A strong quake struck off the west coast of Indonesia’s Sumatra island early on March 14, sending residents fleeing from their homes, but no damage or victims were reported immediately.
The shallow 6.7-magnitude earthquake hit at 4:06am (2109 GMT) at a depth of 21km, with its epicentre 167km west of the coastal city of Pariaman, the US Geological Survey (USGS) said.
The epicentre was 197km from Padang, the capital and largest city in West Sumatra province.
“The earthquake was felt for one minute at moderate intensity as people got panic and fled their homes,” said the National Disaster Mitigation Agency (BNPB) in an initial report.
The tremor was followed by a series of strong aftershocks, according to the Indonesian geophysics agency.
The Pacific Tsunami Warning Centre initially said that the earthquake could potentially generate a tsunami affecting the Indian Ocean region, but it soon lifted the warning.
“Based on the latest report, there is no damage and victims, but we continue monitoring. The jolt was strongly felt in the South Nias island,” Agus Wibisono, Nias’ Search and Rescue office head said.
After the tsunami threat was lifted “the people calmed down,” he added.
A 6.2-magnitude earthquake rocked Sumatra island on February 25, killing 19 people and injuring hundreds.
In 2004, a 9.1-magnitude quake struck the coast of Sumatra and triggered a tsunami that killed 220,000 people throughout the region, including about 170,000 in Indonesia.

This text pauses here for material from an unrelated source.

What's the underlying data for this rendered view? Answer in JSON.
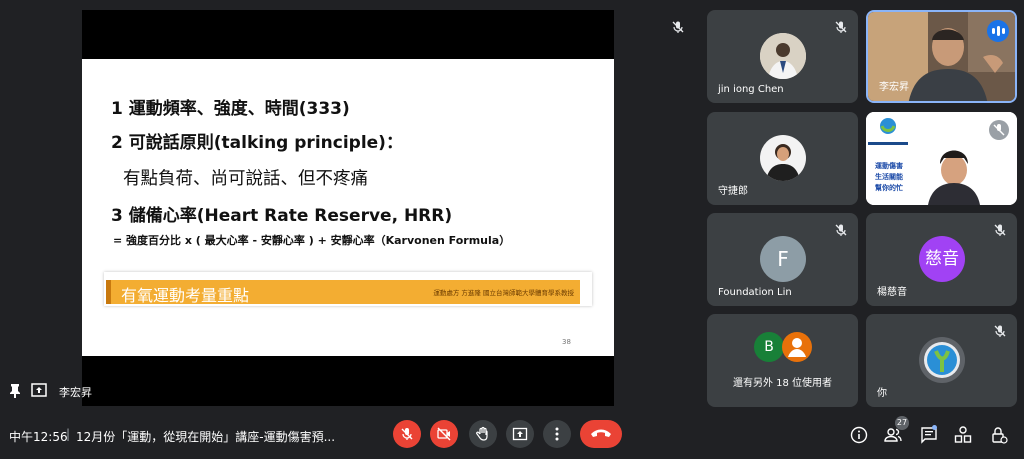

Indonesia sits on the Pacific “Ring of Fire”, causing it to experience frequent earthquakes.